This might seem weak, ritualistic, or lacking spirituality, but truly praying this prayer daily and owning what you are saying, discussing each part of the prayer with God, has helped me get through tough times. It has helped me maintain focus on God’s name being glorified, His Kingdom, and His will being done here on earth as it is in heaven.
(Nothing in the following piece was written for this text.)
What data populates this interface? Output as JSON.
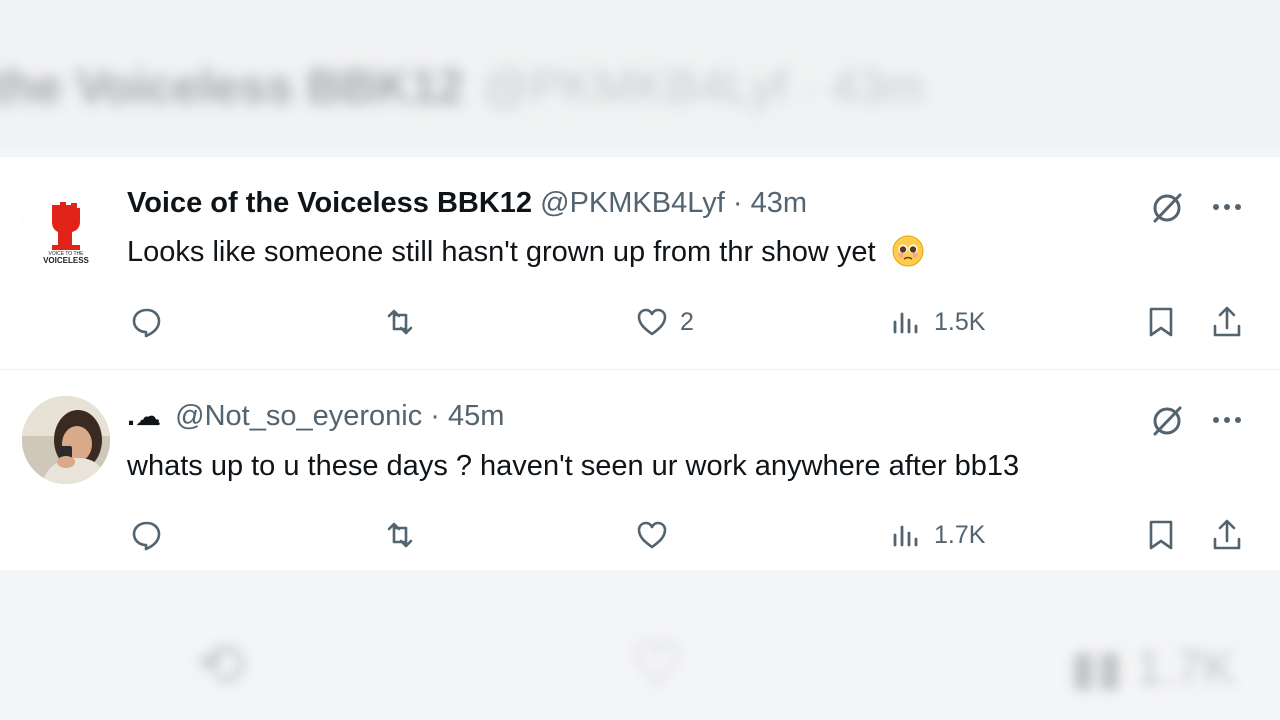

And it has helped me think larger than myself and my emotions by speaking in the plural (our Father, our daily bread, our trespasses).
It was difficult at first, and I wrestled with God through many parts of this prayer, contemplating what Jesus wanted me to be. I had to ask our Father (and myself) if that was truly my desire, and if not, why not.
10.) Finally, what is on your bookshelf or what are you reading currently?
The Kingdom That Turned the World Upside Down by David Bercot
A Change of Allegiance by Dean Taylor
King Jesus Claims His Church by Finny Kuruvilla
Early Christian Commentary of the Sermon on the Mount by Elliott Nesch
Will the Real Heretics Please Stand Up by David Bercot
Will the Theologians Please Sit Down by David Bercot
In God We Don’t Trust by David Bercot
What’s The Truth About Heaven And Hell? by Douglas Jacoby
A Dictionary of Early Christian Beliefs by David Bercot
The Kingdom of God series (Vol 1-2) by Tom Jones & Steve Brown (I take issue with the conclusion of Volume 2 on Jesus’ teaching about divorce and remarriage, but aside from that, it is is great.)
Mighty Man of God by Sam Lain